▼
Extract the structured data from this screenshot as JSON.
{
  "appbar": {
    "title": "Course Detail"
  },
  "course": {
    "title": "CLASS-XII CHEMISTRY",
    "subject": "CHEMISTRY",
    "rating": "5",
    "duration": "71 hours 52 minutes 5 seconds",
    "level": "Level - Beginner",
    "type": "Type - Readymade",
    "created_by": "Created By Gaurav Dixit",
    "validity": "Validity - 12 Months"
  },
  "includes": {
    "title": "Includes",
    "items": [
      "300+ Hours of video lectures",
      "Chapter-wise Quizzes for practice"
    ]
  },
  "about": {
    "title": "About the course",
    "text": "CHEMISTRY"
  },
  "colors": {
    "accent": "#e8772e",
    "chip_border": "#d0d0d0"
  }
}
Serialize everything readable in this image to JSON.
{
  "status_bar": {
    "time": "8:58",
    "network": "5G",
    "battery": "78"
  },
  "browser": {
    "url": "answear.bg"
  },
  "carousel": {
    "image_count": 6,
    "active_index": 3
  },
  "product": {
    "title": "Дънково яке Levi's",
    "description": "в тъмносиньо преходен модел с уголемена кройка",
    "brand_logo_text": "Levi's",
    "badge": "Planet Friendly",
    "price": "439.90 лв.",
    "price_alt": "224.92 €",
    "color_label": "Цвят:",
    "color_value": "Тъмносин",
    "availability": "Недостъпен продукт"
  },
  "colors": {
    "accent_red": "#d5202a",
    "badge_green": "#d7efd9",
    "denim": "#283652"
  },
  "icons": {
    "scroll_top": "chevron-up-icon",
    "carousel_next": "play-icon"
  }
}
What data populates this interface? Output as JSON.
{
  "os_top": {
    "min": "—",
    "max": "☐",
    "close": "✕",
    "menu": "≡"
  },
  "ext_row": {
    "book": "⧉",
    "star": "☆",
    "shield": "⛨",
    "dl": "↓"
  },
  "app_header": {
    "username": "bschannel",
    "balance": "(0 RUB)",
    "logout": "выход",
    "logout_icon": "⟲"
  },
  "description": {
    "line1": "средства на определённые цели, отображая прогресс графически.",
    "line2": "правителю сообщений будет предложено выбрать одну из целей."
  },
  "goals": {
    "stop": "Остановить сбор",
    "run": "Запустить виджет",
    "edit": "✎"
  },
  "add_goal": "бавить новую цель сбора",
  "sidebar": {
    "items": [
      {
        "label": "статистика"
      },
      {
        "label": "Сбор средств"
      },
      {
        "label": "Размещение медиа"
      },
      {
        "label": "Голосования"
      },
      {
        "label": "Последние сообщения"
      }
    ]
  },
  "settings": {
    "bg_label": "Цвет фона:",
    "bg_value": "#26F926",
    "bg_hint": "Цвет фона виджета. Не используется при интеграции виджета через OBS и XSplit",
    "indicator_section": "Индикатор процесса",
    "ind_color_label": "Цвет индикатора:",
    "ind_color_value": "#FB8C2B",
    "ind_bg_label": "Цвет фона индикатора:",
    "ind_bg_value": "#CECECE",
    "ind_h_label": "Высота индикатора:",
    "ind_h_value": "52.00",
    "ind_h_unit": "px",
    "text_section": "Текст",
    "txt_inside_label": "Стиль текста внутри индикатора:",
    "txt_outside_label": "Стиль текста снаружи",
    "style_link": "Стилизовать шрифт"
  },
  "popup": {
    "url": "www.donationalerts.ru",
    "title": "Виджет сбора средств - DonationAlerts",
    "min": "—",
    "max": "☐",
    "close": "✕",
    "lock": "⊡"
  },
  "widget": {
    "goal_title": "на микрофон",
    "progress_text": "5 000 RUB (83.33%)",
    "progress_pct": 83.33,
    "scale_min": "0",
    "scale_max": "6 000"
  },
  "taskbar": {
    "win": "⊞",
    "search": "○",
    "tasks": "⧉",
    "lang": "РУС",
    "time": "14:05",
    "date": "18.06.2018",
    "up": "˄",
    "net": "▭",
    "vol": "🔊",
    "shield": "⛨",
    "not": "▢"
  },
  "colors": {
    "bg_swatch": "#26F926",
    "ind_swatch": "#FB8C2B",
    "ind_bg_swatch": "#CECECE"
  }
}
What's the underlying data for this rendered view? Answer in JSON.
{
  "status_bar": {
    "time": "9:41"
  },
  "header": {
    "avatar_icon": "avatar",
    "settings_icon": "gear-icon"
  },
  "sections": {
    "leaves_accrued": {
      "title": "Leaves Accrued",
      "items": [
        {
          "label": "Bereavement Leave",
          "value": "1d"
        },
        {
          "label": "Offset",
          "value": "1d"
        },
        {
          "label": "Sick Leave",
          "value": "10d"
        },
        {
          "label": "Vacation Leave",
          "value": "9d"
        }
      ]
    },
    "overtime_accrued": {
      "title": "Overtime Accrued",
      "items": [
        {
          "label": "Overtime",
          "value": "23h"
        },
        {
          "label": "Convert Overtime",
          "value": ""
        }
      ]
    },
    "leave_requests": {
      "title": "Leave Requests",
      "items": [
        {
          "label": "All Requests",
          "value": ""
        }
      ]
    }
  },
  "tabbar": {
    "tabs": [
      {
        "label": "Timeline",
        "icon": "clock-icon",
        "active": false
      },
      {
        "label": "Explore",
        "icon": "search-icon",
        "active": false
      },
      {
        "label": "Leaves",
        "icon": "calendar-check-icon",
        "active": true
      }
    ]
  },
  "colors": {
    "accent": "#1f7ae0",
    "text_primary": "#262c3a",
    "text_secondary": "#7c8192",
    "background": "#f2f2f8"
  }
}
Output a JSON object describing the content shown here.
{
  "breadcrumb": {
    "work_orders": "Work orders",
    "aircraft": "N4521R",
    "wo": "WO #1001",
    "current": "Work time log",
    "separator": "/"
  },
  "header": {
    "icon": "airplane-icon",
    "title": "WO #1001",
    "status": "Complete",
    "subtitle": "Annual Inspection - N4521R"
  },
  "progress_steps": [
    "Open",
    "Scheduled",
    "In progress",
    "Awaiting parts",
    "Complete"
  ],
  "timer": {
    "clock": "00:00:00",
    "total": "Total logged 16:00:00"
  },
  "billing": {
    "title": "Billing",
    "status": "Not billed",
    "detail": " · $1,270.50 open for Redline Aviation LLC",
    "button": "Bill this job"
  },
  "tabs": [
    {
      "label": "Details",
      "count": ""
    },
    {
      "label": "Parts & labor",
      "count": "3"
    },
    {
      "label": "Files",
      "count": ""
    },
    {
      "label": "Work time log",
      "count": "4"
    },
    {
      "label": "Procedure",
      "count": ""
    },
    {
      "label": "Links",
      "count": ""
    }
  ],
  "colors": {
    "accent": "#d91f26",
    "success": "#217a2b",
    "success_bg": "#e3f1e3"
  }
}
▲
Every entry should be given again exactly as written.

FINISHED TASK
Extract the structured data from this screenshot as JSON.
{
  "appbar": {
    "title": "Course Detail"
  },
  "course": {
    "title": "CLASS-XII CHEMISTRY",
    "subject": "CHEMISTRY",
    "rating": "5",
    "duration": "71 hours 52 minutes 5 seconds",
    "level": "Level - Beginner",
    "type": "Type - Readymade",
    "created_by": "Created By Gaurav Dixit",
    "validity": "Validity - 12 Months"
  },
  "includes": {
    "title": "Includes",
    "items": [
      "300+ Hours of video lectures",
      "Chapter-wise Quizzes for practice"
    ]
  },
  "about": {
    "title": "About the course",
    "text": "CHEMISTRY"
  },
  "colors": {
    "accent": "#e8772e",
    "chip_border": "#d0d0d0"
  }
}
Serialize everything readable in this image to JSON.
{
  "status_bar": {
    "time": "8:58",
    "network": "5G",
    "battery": "78"
  },
  "browser": {
    "url": "answear.bg"
  },
  "carousel": {
    "image_count": 6,
    "active_index": 3
  },
  "product": {
    "title": "Дънково яке Levi's",
    "description": "в тъмносиньо преходен модел с уголемена кройка",
    "brand_logo_text": "Levi's",
    "badge": "Planet Friendly",
    "price": "439.90 лв.",
    "price_alt": "224.92 €",
    "color_label": "Цвят:",
    "color_value": "Тъмносин",
    "availability": "Недостъпен продукт"
  },
  "colors": {
    "accent_red": "#d5202a",
    "badge_green": "#d7efd9",
    "denim": "#283652"
  },
  "icons": {
    "scroll_top": "chevron-up-icon",
    "carousel_next": "play-icon"
  }
}
What data populates this interface? Output as JSON.
{
  "os_top": {
    "min": "—",
    "max": "☐",
    "close": "✕",
    "menu": "≡"
  },
  "ext_row": {
    "book": "⧉",
    "star": "☆",
    "shield": "⛨",
    "dl": "↓"
  },
  "app_header": {
    "username": "bschannel",
    "balance": "(0 RUB)",
    "logout": "выход",
    "logout_icon": "⟲"
  },
  "description": {
    "line1": "средства на определённые цели, отображая прогресс графически.",
    "line2": "правителю сообщений будет предложено выбрать одну из целей."
  },
  "goals": {
    "stop": "Остановить сбор",
    "run": "Запустить виджет",
    "edit": "✎"
  },
  "add_goal": "бавить новую цель сбора",
  "sidebar": {
    "items": [
      {
        "label": "статистика"
      },
      {
        "label": "Сбор средств"
      },
      {
        "label": "Размещение медиа"
      },
      {
        "label": "Голосования"
      },
      {
        "label": "Последние сообщения"
      }
    ]
  },
  "settings": {
    "bg_label": "Цвет фона:",
    "bg_value": "#26F926",
    "bg_hint": "Цвет фона виджета. Не используется при интеграции виджета через OBS и XSplit",
    "indicator_section": "Индикатор процесса",
    "ind_color_label": "Цвет индикатора:",
    "ind_color_value": "#FB8C2B",
    "ind_bg_label": "Цвет фона индикатора:",
    "ind_bg_value": "#CECECE",
    "ind_h_label": "Высота индикатора:",
    "ind_h_value": "52.00",
    "ind_h_unit": "px",
    "text_section": "Текст",
    "txt_inside_label": "Стиль текста внутри индикатора:",
    "txt_outside_label": "Стиль текста снаружи",
    "style_link": "Стилизовать шрифт"
  },
  "popup": {
    "url": "www.donationalerts.ru",
    "title": "Виджет сбора средств - DonationAlerts",
    "min": "—",
    "max": "☐",
    "close": "✕",
    "lock": "⊡"
  },
  "widget": {
    "goal_title": "на микрофон",
    "progress_text": "5 000 RUB (83.33%)",
    "progress_pct": 83.33,
    "scale_min": "0",
    "scale_max": "6 000"
  },
  "taskbar": {
    "win": "⊞",
    "search": "○",
    "tasks": "⧉",
    "lang": "РУС",
    "time": "14:05",
    "date": "18.06.2018",
    "up": "˄",
    "net": "▭",
    "vol": "🔊",
    "shield": "⛨",
    "not": "▢"
  },
  "colors": {
    "bg_swatch": "#26F926",
    "ind_swatch": "#FB8C2B",
    "ind_bg_swatch": "#CECECE"
  }
}
What's the underlying data for this rendered view? Answer in JSON.
{
  "status_bar": {
    "time": "9:41"
  },
  "header": {
    "avatar_icon": "avatar",
    "settings_icon": "gear-icon"
  },
  "sections": {
    "leaves_accrued": {
      "title": "Leaves Accrued",
      "items": [
        {
          "label": "Bereavement Leave",
          "value": "1d"
        },
        {
          "label": "Offset",
          "value": "1d"
        },
        {
          "label": "Sick Leave",
          "value": "10d"
        },
        {
          "label": "Vacation Leave",
          "value": "9d"
        }
      ]
    },
    "overtime_accrued": {
      "title": "Overtime Accrued",
      "items": [
        {
          "label": "Overtime",
          "value": "23h"
        },
        {
          "label": "Convert Overtime",
          "value": ""
        }
      ]
    },
    "leave_requests": {
      "title": "Leave Requests",
      "items": [
        {
          "label": "All Requests",
          "value": ""
        }
      ]
    }
  },
  "tabbar": {
    "tabs": [
      {
        "label": "Timeline",
        "icon": "clock-icon",
        "active": false
      },
      {
        "label": "Explore",
        "icon": "search-icon",
        "active": false
      },
      {
        "label": "Leaves",
        "icon": "calendar-check-icon",
        "active": true
      }
    ]
  },
  "colors": {
    "accent": "#1f7ae0",
    "text_primary": "#262c3a",
    "text_secondary": "#7c8192",
    "background": "#f2f2f8"
  }
}
Output a JSON object describing the content shown here.
{
  "breadcrumb": {
    "work_orders": "Work orders",
    "aircraft": "N4521R",
    "wo": "WO #1001",
    "current": "Work time log",
    "separator": "/"
  },
  "header": {
    "icon": "airplane-icon",
    "title": "WO #1001",
    "status": "Complete",
    "subtitle": "Annual Inspection - N4521R"
  },
  "progress_steps": [
    "Open",
    "Scheduled",
    "In progress",
    "Awaiting parts",
    "Complete"
  ],
  "timer": {
    "clock": "00:00:00",
    "total": "Total logged 16:00:00"
  },
  "billing": {
    "title": "Billing",
    "status": "Not billed",
    "detail": " · $1,270.50 open for Redline Aviation LLC",
    "button": "Bill this job"
  },
  "tabs": [
    {
      "label": "Details",
      "count": ""
    },
    {
      "label": "Parts & labor",
      "count": "3"
    },
    {
      "label": "Files",
      "count": ""
    },
    {
      "label": "Work time log",
      "count": "4"
    },
    {
      "label": "Procedure",
      "count": ""
    },
    {
      "label": "Links",
      "count": ""
    }
  ],
  "colors": {
    "accent": "#d91f26",
    "success": "#217a2b",
    "success_bg": "#e3f1e3"
  }
}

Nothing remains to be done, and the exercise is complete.